This just in from the Deadwood, SD bureau of the Constant Conservative:
July 16, 2009
With the probable passage of HR 1018 (AKA the “Horses are People, Too Act) it would appear that things on the western plains are about to take a big step backward. Though these days one is more likely to see four-wheelers moving cattle about in this part of the world than actual mustangs, the EPA and BLM (in conjunction with the HHA, VA, HUD and all other federal agencies containing horse-lovin’ bureaucrats) have determined that roughly 1/4th of South Dakota is to be set aside for the preservation and procreation of the wild American Mustang. This would cover most of what is commonly called “West River” outside of the reservations. (At present, it is not known if Mt. Rushmore would be included in this set-aside or if adding a horse’s head to the monument would suffice.)
Upon further questioning, this reporter was able to determine that just under 100% of the people who are planning to vote for this bill have never seen a live mustang in person. Nancy Pelosi, who stated that “for a disadvantaged portion of our population, this bill will be as essential as universal health care” mentioned that she had once seen some horses while she was touring the back lot of the studio which was filming “Brokebank Nation.” When asked if the bill meant that those horses might need to move to South Dakota, she replied that the horses would “only move to South Dakota if that was what was in the public interest.” When questioned further about whether this was not the same approach which was used in reference to American Indian populations of a century ago, she said something about it being totally different and besides horses had been treated unfairly for far longer.
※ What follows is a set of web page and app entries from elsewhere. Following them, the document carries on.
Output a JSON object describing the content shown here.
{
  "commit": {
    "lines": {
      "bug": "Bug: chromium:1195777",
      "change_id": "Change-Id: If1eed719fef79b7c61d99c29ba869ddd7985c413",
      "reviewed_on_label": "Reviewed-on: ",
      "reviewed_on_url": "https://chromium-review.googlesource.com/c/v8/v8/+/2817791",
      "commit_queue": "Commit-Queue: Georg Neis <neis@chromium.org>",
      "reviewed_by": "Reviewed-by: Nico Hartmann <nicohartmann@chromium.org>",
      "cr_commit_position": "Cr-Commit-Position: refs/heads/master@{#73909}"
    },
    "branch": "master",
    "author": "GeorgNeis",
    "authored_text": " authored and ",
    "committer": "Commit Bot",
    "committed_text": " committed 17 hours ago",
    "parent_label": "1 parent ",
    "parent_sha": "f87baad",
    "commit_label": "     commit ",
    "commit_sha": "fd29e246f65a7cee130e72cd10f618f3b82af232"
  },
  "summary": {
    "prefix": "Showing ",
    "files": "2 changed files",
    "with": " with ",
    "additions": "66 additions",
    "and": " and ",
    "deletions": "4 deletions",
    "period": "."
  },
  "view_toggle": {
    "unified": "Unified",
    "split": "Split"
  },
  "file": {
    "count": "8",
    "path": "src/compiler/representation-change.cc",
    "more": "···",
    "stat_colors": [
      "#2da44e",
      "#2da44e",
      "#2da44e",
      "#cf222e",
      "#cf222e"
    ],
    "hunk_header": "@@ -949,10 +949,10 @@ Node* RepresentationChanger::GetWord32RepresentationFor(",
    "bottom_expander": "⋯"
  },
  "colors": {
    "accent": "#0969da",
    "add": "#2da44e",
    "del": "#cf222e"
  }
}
Meanwhile, here in the western part of the state which was known back in about 1875 as a place to win it big in the gold rush, and once again just a few months ago as a place to win it big in Powerball, life continues as before. Some of the old-timers remember when there were quite a number of mustangs, but are also wondering just which areas are going to be designated for what the locals are calling the “horse reservation.” While Ted Turner is known to have quite a large tract of land (some 20,000 acres) this would hardly be enough to handle the government buildings which are expected to fill up with horse wranglers, horse doctors, horse shrinks, and just about every other kind of horse serviceperson, analyst and assistant one could think of.
In an effort to stop what will probably be the largest eminent domain action in the history of the United States, locals have started the NHIMBY (pronounced “neigh himby”) which stands for “No Horses in My Back Yard.” This organization, due to the power of the internet (and a cash infusion from Neal Wanless) has managed to grow to just over 13,000 members in the last 48 hours. ACORN was contacted to perform some canvassing in support of NHIMBY, but responded that since horses did not vote (no matter how much one watered or fed them) they were not really not interested.
Note: The preceding has been brought to you under the US Constitution’s First Amendment as elucidated in New Times Inc. d/b/a Dallas Observer, et al. v. Bruce Isaacks and Darlene Whitten.